### About this exercise
In the following material, identify every line holding the string "excel如何将多个单元格内容合并到一个单元格中" and return it.

### Source information
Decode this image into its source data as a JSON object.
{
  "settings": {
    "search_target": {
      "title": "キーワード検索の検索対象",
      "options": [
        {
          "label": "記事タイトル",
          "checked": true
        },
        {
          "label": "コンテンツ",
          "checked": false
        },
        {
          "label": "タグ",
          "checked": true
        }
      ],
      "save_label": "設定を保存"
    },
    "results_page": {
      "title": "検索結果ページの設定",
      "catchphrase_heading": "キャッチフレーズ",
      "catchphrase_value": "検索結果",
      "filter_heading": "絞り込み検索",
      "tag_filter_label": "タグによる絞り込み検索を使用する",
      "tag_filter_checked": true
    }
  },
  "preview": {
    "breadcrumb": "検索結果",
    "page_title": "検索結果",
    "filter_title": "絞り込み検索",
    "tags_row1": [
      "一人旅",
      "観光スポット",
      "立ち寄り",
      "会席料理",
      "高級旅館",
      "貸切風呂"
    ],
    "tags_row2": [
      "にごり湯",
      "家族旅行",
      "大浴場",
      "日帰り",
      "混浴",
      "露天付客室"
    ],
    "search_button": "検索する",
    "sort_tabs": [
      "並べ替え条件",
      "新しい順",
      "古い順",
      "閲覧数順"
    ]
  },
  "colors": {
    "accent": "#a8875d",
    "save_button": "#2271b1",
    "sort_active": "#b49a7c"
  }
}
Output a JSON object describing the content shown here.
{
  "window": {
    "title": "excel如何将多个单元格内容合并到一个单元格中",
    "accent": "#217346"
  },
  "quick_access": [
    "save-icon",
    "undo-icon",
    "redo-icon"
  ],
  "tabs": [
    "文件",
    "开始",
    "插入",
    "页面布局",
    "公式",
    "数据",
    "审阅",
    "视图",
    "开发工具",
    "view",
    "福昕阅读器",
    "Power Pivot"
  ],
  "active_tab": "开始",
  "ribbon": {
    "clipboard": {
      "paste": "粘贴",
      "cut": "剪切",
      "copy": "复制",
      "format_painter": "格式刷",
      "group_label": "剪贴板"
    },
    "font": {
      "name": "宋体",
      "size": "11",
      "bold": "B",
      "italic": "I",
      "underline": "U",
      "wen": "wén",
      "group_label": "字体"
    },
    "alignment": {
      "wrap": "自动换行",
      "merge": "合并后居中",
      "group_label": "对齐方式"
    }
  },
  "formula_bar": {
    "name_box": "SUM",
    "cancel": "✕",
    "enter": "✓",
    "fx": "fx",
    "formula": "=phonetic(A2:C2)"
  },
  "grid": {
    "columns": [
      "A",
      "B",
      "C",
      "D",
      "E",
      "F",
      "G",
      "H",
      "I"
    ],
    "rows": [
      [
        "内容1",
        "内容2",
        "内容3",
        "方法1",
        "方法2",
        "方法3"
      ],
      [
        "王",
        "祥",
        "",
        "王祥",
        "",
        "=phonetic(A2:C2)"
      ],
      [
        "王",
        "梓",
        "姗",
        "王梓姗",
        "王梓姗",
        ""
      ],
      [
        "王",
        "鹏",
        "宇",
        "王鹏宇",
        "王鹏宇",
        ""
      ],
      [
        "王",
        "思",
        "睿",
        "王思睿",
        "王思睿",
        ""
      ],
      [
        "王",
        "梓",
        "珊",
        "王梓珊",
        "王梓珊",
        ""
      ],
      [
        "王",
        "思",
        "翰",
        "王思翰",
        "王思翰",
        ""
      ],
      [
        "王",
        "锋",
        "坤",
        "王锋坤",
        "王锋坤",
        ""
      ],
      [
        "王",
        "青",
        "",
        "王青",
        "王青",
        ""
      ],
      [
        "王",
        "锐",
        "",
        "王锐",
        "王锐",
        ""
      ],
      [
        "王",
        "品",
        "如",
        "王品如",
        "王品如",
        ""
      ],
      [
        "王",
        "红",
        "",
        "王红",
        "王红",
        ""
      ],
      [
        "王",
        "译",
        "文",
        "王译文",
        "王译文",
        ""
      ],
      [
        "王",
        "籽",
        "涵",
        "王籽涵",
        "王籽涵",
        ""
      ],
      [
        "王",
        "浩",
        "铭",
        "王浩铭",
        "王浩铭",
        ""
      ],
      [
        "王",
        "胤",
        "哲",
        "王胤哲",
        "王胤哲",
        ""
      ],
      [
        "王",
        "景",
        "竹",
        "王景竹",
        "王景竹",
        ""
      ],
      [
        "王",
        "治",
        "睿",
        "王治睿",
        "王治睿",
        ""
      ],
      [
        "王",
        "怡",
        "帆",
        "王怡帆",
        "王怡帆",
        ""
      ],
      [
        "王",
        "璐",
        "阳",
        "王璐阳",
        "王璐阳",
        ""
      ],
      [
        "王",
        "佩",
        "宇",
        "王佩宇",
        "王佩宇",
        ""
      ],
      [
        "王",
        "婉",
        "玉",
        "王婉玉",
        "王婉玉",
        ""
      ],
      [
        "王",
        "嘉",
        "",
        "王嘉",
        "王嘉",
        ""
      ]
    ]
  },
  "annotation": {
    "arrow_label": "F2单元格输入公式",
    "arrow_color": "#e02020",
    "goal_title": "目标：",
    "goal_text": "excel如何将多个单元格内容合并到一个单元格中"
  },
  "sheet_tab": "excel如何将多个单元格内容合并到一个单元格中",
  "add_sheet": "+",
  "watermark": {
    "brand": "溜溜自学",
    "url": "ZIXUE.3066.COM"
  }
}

### Result of the task
    "title": "excel如何将多个单元格内容合并到一个单元格中",
    "goal_text": "excel如何将多个单元格内容合并到一个单元格中"
  "sheet_tab": "excel如何将多个单元格内容合并到一个单元格中",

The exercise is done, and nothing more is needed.